- _Exercise instructions_: Determine how many lines below include the string "percent". Reply with the number only.

• • • • •

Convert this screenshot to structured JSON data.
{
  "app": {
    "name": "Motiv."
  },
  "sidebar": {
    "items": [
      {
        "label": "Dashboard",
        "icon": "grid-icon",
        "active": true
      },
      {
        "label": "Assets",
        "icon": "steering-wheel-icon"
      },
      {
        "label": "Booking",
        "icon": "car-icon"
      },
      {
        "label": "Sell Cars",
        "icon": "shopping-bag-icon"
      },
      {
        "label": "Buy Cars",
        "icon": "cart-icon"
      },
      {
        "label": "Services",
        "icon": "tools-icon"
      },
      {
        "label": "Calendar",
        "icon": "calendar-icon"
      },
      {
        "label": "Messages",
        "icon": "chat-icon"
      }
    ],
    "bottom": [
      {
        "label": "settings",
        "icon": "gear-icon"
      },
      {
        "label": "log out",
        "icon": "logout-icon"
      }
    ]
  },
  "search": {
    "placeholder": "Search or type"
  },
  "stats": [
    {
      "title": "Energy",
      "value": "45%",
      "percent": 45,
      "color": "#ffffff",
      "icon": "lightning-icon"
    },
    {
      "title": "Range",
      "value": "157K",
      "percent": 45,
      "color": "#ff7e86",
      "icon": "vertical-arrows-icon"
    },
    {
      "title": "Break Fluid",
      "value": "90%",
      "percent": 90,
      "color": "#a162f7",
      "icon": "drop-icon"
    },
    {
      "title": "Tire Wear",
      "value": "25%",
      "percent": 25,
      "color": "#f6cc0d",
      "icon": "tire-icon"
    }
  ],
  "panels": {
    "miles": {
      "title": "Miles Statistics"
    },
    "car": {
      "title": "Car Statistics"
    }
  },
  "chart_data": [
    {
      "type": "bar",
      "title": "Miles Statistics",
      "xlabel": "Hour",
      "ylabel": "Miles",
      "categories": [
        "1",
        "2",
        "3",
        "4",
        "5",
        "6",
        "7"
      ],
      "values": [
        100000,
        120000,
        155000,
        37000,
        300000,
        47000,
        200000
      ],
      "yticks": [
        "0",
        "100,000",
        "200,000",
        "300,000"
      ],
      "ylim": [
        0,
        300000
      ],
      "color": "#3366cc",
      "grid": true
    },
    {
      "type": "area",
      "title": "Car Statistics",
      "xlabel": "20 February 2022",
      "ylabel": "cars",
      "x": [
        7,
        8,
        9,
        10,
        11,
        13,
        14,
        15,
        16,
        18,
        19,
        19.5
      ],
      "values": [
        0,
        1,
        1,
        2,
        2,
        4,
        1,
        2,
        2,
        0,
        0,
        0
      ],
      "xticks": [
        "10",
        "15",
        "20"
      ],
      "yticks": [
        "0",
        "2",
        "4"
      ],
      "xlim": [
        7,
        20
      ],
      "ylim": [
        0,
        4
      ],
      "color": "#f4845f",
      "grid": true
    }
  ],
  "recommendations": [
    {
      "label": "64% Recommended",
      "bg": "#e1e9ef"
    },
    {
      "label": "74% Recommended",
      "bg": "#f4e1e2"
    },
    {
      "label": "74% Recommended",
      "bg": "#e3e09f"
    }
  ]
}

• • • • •

- _Answer for this exercise_: 4